  • Libertarian Municipalism - print('Your works are an inspiration for my economics!')
  • Anarcho-Egoism - print('Technology very much pleases my ego.')
  • Fully Automated Gay Space Communism - print('A goal to look forward to.')
  • Soulism - print('A little bit too far perhaps, but still, brilliant ideas. Let's ascend humanity together!')
  • Autarchy - print('Fantastic ideas, just please stop simping for AnCap.')
  • Posadism - print('Authoritarianism aside, certainly some interesting ideas. Also, we were both influenced by Russian Cosmism. ( The anarchist version of him is one of my closest friends.)
  • Techno-Anarchism - print('Lazier version of me.')
  • Total Liberationism - print('Pretty much just a non-technological version of me. Although, morphological freedom is essential for "total" liberation.')
  • Synthesis Anarchism - print('I like what you are doing.')
  • Xenofeminism - print('Incredibly based. I agree with everything you've said.')
  • Veganarchism - print('There's no need to harm animals when everything is nano-constructed 3D-printed synthetics anyway.

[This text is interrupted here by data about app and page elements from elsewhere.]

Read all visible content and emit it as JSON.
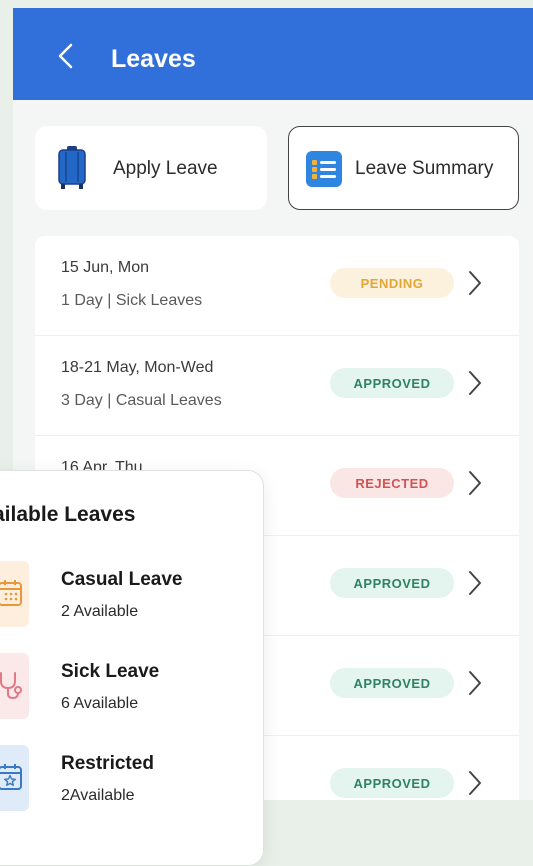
{
  "header": {
    "title": "Leaves"
  },
  "actions": {
    "apply_label": "Apply Leave",
    "summary_label": "Leave Summary"
  },
  "leave_requests": [
    {
      "date": "15 Jun, Mon",
      "detail": "1 Day | Sick Leaves",
      "status": "PENDING"
    },
    {
      "date": "18-21 May, Mon-Wed",
      "detail": "3 Day | Casual Leaves",
      "status": "APPROVED"
    },
    {
      "date": "16 Apr, Thu",
      "detail": "",
      "status": "REJECTED"
    },
    {
      "date": "",
      "detail": "",
      "status": "APPROVED"
    },
    {
      "date": "",
      "detail": "",
      "status": "APPROVED"
    },
    {
      "date": "",
      "detail": "",
      "status": "APPROVED"
    }
  ],
  "available_panel": {
    "title": "ailable Leaves",
    "items": [
      {
        "name": "Casual Leave",
        "available": "2 Available",
        "icon": "calendar-icon",
        "tile_color": "#fdeedd"
      },
      {
        "name": "Sick Leave",
        "available": "6 Available",
        "icon": "stethoscope-icon",
        "tile_color": "#fbe9ea"
      },
      {
        "name": "Restricted",
        "available": "2Available",
        "icon": "calendar-star-icon",
        "tile_color": "#dfebf8"
      }
    ]
  },
  "colors": {
    "header": "#3170db",
    "pending": "#e3a635",
    "approved": "#2f8263",
    "rejected": "#cf5454"
  }
}
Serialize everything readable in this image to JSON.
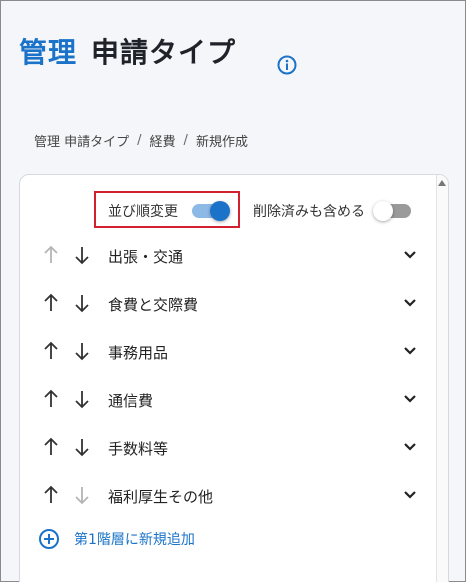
{
  "header": {
    "title_accent": "管理",
    "title_main": "申請タイプ"
  },
  "breadcrumb": {
    "items": [
      "管理 申請タイプ",
      "経費",
      "新規作成"
    ],
    "separator": "/"
  },
  "controls": {
    "sort_label": "並び順変更",
    "sort_toggle": "on",
    "include_deleted_label": "削除済みも含める",
    "include_deleted_toggle": "off"
  },
  "rows": [
    {
      "label": "出張・交通"
    },
    {
      "label": "食費と交際費"
    },
    {
      "label": "事務用品"
    },
    {
      "label": "通信費"
    },
    {
      "label": "手数料等"
    },
    {
      "label": "福利厚生その他"
    }
  ],
  "add": {
    "label": "第1階層に新規追加"
  },
  "colors": {
    "accent": "#1a73c9",
    "highlight_box": "#d2202f",
    "disabled_arrow": "#b5b5b5",
    "active_arrow": "#333333"
  }
}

Actually, thinking about it, there's no need to harm them now.')
  • Acid Communism - print('We be trippin' together, imagining new futures, transcending the meatspace...)
  • Ego-Communism - "Why you need collectivism, when all individuals have their own personal 3D nano-printers, that replace large and inefficient factories?"


  • Technological Primitivism - print('ERROR CANNOT COMPUTE.')
  • Anarcho-Capitalism - print('Capitalism is not good, but we both like cyberpunk.')
  • Libertarian Transhumanism - print('Same as above. Just a right-wing version of me.')
  • Post-Leftism - print('You also hate work, but yet Bob Black dismisses automization as just shifting the work to machines, and wants to get rid of work all together. You also have an odd history with the Primitivists and Neoluddites. But you also have some pretty based thinkers which take a lot of influence from and support my ideals which is based.)
  • Anarcho-Nihilism - print('Why must you dislike technology? Maybe a virtual reality personalized simulation where you can do whatever you want, including all drugs, guns and femboys will make you happier?')


Further Information